▶ THE TASK: Set down the entries below once more, precisely as they stand.

(Collected data)
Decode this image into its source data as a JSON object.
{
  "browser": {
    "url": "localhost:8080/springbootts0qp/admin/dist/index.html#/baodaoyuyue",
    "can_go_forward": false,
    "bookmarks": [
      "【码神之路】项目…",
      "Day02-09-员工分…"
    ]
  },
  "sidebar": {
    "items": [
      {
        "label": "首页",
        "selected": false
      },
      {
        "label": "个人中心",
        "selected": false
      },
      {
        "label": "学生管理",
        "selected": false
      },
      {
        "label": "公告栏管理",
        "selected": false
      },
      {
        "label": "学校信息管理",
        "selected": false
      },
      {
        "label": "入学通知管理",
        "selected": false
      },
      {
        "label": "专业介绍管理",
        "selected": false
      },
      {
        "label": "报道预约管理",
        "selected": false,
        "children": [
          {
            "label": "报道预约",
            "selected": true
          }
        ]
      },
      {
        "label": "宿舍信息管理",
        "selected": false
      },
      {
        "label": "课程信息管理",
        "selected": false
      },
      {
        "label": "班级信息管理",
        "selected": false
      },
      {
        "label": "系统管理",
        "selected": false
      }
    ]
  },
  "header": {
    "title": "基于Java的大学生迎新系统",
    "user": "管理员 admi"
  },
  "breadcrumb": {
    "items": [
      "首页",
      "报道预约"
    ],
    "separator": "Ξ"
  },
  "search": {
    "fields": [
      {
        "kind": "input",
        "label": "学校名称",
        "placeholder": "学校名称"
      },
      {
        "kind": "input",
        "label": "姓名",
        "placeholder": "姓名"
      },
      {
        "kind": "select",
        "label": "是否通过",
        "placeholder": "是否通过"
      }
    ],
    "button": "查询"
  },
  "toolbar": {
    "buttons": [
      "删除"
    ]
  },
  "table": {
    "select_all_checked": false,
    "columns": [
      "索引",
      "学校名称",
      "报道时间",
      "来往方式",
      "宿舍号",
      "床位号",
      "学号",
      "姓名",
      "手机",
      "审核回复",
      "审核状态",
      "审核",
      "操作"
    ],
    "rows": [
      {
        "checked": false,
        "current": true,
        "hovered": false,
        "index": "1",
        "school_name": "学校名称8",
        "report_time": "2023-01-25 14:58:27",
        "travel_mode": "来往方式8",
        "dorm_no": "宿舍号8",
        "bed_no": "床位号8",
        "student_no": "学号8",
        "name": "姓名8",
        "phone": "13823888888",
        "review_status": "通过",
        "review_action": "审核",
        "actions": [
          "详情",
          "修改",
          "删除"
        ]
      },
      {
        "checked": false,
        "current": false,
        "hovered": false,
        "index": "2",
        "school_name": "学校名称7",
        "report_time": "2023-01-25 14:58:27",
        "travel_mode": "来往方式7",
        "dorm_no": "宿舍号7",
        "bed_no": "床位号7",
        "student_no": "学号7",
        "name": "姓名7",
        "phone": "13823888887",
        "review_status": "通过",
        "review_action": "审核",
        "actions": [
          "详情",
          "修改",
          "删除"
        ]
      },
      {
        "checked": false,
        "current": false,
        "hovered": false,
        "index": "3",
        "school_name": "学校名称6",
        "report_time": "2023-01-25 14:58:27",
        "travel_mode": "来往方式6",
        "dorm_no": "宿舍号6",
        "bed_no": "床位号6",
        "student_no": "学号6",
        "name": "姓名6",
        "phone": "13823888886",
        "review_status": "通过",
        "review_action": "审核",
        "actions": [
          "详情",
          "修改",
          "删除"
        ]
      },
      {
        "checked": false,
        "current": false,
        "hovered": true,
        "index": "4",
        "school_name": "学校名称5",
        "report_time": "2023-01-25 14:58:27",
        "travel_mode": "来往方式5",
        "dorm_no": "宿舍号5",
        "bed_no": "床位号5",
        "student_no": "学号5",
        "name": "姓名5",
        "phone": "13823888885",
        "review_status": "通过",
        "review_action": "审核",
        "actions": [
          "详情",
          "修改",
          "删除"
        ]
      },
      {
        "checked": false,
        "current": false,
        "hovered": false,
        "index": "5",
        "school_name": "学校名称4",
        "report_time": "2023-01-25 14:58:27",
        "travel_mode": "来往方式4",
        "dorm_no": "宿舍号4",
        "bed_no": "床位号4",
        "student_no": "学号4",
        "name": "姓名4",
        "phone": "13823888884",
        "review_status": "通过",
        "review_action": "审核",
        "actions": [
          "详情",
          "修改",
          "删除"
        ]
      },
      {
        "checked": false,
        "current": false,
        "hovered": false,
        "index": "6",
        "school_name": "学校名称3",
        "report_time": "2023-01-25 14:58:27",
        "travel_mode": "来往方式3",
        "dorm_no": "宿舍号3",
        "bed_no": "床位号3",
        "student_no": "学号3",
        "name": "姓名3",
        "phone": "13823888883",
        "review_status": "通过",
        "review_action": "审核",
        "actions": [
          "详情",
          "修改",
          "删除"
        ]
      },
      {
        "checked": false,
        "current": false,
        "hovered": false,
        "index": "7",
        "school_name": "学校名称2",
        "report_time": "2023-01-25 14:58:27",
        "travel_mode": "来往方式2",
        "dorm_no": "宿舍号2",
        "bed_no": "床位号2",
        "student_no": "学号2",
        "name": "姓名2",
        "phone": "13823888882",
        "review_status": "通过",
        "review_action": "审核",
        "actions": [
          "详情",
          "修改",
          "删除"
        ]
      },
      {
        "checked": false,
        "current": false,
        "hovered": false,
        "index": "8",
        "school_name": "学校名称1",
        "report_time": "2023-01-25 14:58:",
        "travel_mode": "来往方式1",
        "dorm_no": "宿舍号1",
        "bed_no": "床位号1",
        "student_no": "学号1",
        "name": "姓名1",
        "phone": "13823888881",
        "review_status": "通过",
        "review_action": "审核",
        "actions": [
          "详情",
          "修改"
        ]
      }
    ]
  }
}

▶ EXPECTED ANSWER:
Decode this image into its source data as a JSON object.
{
  "browser": {
    "url": "localhost:8080/springbootts0qp/admin/dist/index.html#/baodaoyuyue",
    "can_go_forward": false,
    "bookmarks": [
      "【码神之路】项目…",
      "Day02-09-员工分…"
    ]
  },
  "sidebar": {
    "items": [
      {
        "label": "首页",
        "selected": false
      },
      {
        "label": "个人中心",
        "selected": false
      },
      {
        "label": "学生管理",
        "selected": false
      },
      {
        "label": "公告栏管理",
        "selected": false
      },
      {
        "label": "学校信息管理",
        "selected": false
      },
      {
        "label": "入学通知管理",
        "selected": false
      },
      {
        "label": "专业介绍管理",
        "selected": false
      },
      {
        "label": "报道预约管理",
        "selected": false,
        "children": [
          {
            "label": "报道预约",
            "selected": true
          }
        ]
      },
      {
        "label": "宿舍信息管理",
        "selected": false
      },
      {
        "label": "课程信息管理",
        "selected": false
      },
      {
        "label": "班级信息管理",
        "selected": false
      },
      {
        "label": "系统管理",
        "selected": false
      }
    ]
  },
  "header": {
    "title": "基于Java的大学生迎新系统",
    "user": "管理员 admi"
  },
  "breadcrumb": {
    "items": [
      "首页",
      "报道预约"
    ],
    "separator": "Ξ"
  },
  "search": {
    "fields": [
      {
        "kind": "input",
        "label": "学校名称",
        "placeholder": "学校名称"
      },
      {
        "kind": "input",
        "label": "姓名",
        "placeholder": "姓名"
      },
      {
        "kind": "select",
        "label": "是否通过",
        "placeholder": "是否通过"
      }
    ],
    "button": "查询"
  },
  "toolbar": {
    "buttons": [
      "删除"
    ]
  },
  "table": {
    "select_all_checked": false,
    "columns": [
      "索引",
      "学校名称",
      "报道时间",
      "来往方式",
      "宿舍号",
      "床位号",
      "学号",
      "姓名",
      "手机",
      "审核回复",
      "审核状态",
      "审核",
      "操作"
    ],
    "rows": [
      {
        "checked": false,
        "current": true,
        "hovered": false,
        "index": "1",
        "school_name": "学校名称8",
        "report_time": "2023-01-25 14:58:27",
        "travel_mode": "来往方式8",
        "dorm_no": "宿舍号8",
        "bed_no": "床位号8",
        "student_no": "学号8",
        "name": "姓名8",
        "phone": "13823888888",
        "review_status": "通过",
        "review_action": "审核",
        "actions": [
          "详情",
          "修改",
          "删除"
        ]
      },
      {
        "checked": false,
        "current": false,
        "hovered": false,
        "index": "2",
        "school_name": "学校名称7",
        "report_time": "2023-01-25 14:58:27",
        "travel_mode": "来往方式7",
        "dorm_no": "宿舍号7",
        "bed_no": "床位号7",
        "student_no": "学号7",
        "name": "姓名7",
        "phone": "13823888887",
        "review_status": "通过",
        "review_action": "审核",
        "actions": [
          "详情",
          "修改",
          "删除"
        ]
      },
      {
        "checked": false,
        "current": false,
        "hovered": false,
        "index": "3",
        "school_name": "学校名称6",
        "report_time": "2023-01-25 14:58:27",
        "travel_mode": "来往方式6",
        "dorm_no": "宿舍号6",
        "bed_no": "床位号6",
        "student_no": "学号6",
        "name": "姓名6",
        "phone": "13823888886",
        "review_status": "通过",
        "review_action": "审核",
        "actions": [
          "详情",
          "修改",
          "删除"
        ]
      },
      {
        "checked": false,
        "current": false,
        "hovered": true,
        "index": "4",
        "school_name": "学校名称5",
        "report_time": "2023-01-25 14:58:27",
        "travel_mode": "来往方式5",
        "dorm_no": "宿舍号5",
        "bed_no": "床位号5",
        "student_no": "学号5",
        "name": "姓名5",
        "phone": "13823888885",
        "review_status": "通过",
        "review_action": "审核",
        "actions": [
          "详情",
          "修改",
          "删除"
        ]
      },
      {
        "checked": false,
        "current": false,
        "hovered": false,
        "index": "5",
        "school_name": "学校名称4",
        "report_time": "2023-01-25 14:58:27",
        "travel_mode": "来往方式4",
        "dorm_no": "宿舍号4",
        "bed_no": "床位号4",
        "student_no": "学号4",
        "name": "姓名4",
        "phone": "13823888884",
        "review_status": "通过",
        "review_action": "审核",
        "actions": [
          "详情",
          "修改",
          "删除"
        ]
      },
      {
        "checked": false,
        "current": false,
        "hovered": false,
        "index": "6",
        "school_name": "学校名称3",
        "report_time": "2023-01-25 14:58:27",
        "travel_mode": "来往方式3",
        "dorm_no": "宿舍号3",
        "bed_no": "床位号3",
        "student_no": "学号3",
        "name": "姓名3",
        "phone": "13823888883",
        "review_status": "通过",
        "review_action": "审核",
        "actions": [
          "详情",
          "修改",
          "删除"
        ]
      },
      {
        "checked": false,
        "current": false,
        "hovered": false,
        "index": "7",
        "school_name": "学校名称2",
        "report_time": "2023-01-25 14:58:27",
        "travel_mode": "来往方式2",
        "dorm_no": "宿舍号2",
        "bed_no": "床位号2",
        "student_no": "学号2",
        "name": "姓名2",
        "phone": "13823888882",
        "review_status": "通过",
        "review_action": "审核",
        "actions": [
          "详情",
          "修改",
          "删除"
        ]
      },
      {
        "checked": false,
        "current": false,
        "hovered": false,
        "index": "8",
        "school_name": "学校名称1",
        "report_time": "2023-01-25 14:58:",
        "travel_mode": "来往方式1",
        "dorm_no": "宿舍号1",
        "bed_no": "床位号1",
        "student_no": "学号1",
        "name": "姓名1",
        "phone": "13823888881",
        "review_status": "通过",
        "review_action": "审核",
        "actions": [
          "详情",
          "修改"
        ]
      }
    ]
  }
}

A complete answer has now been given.